In the YouTube era I’ve watched many videos of Shankar and other sitar players and I’m always stunned by how much beauty they can create with this assemblage of a few boards, wire strings, and a gourd or two. Just as magical is the lightning that lives in their fingers. To move so fast lightning has to be somehow a part of it.
Playing for Change seeks out musicians from around the world and makes them know through video recordings. On a recent Asian trip they taped a young Southern Indian man named Rajesh Vaidhya. Rajesh has mastered a type of sitar called a veena.
You either have to be my age or have paid attention in your history classes to know how Senator Joe McCarthy pulled numbers out of his hat regarding the communist threat inside America. He never showed anyone his proof and the size of the threat changed with every audience he addressed. On one day he might claim having a list of 100 names of government employees who were card-carrying members of the communist party. On another occasion the list may be 27. It was totally manufactured and it has been rumored that in the beginning McCarthy didn’t even know what communism was. He just realized it was something people feared and that he could use that fear to further his own ambitions.
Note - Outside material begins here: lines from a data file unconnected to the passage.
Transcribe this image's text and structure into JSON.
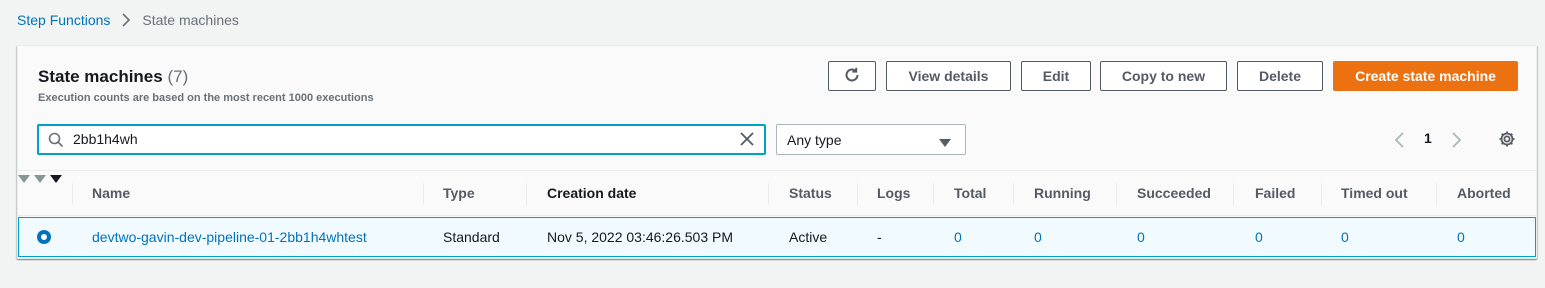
{
  "breadcrumb": {
    "root": "Step Functions",
    "current": "State machines"
  },
  "panel": {
    "title": "State machines",
    "count": "(7)",
    "subtitle": "Execution counts are based on the most recent 1000 executions"
  },
  "actions": {
    "refresh_icon": "refresh-icon",
    "view_details": "View details",
    "edit": "Edit",
    "copy_to_new": "Copy to new",
    "delete": "Delete",
    "create": "Create state machine"
  },
  "filter": {
    "search_value": "2bb1h4wh",
    "search_icon": "search-icon",
    "clear_icon": "close-icon",
    "type_selected": "Any type"
  },
  "pagination": {
    "current_page": "1"
  },
  "table": {
    "columns": {
      "name": "Name",
      "type": "Type",
      "creation_date": "Creation date",
      "status": "Status",
      "logs": "Logs",
      "total": "Total",
      "running": "Running",
      "succeeded": "Succeeded",
      "failed": "Failed",
      "timed_out": "Timed out",
      "aborted": "Aborted"
    },
    "rows": [
      {
        "name": "devtwo-gavin-dev-pipeline-01-2bb1h4whtest",
        "type": "Standard",
        "creation_date": "Nov 5, 2022 03:46:26.503 PM",
        "status": "Active",
        "logs": "-",
        "total": "0",
        "running": "0",
        "succeeded": "0",
        "failed": "0",
        "timed_out": "0",
        "aborted": "0"
      }
    ]
  },
  "colors": {
    "link": "#0073bb",
    "primary": "#ec7211",
    "focus": "#00a1c9",
    "selected_row_bg": "#f1faff"
  }
}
Several Facebook friends, knowing my love of the blues, sent me links to a recent Huffington Post article about some of the men who have helped formulate and spread the word about blues music. Over the years I have had the pleasure and good fortune of seeing many great blues players in live performance. Among those listed and photographed in the article are three I have met, James “Super Chikan” Johnson, “Bilbo” Walker, and T-Model Ford, who passed away last year.
I saw Johnson several years ago at the annual Wheeling Heritage Festival and witnessing him play his homemade guitars prompted me to begin building cigar box guitars. Last June I took my grandson on a road trip and one of the places we visited was the legendary Clarksdale, MS juke joint, Red’s Lounge where Bilbo Walker was playing. In 2005 I was in Red’s and got to hear T-Model Ford play one number. At the end of the piece he left the floor and joined up with a group of young college girls who got to buying him whiskey and rubbing on his knee. I waited a couple of beers worth for him to pick up his old Peavy guitar but it wasn’t to be. The “Tail Dragger” had left the room!
If you like the blues, especially its roots, check out the photos in the HP’s article. Click HERE.
James “Super Chikan” Johnson on one of his simple homemade instruments.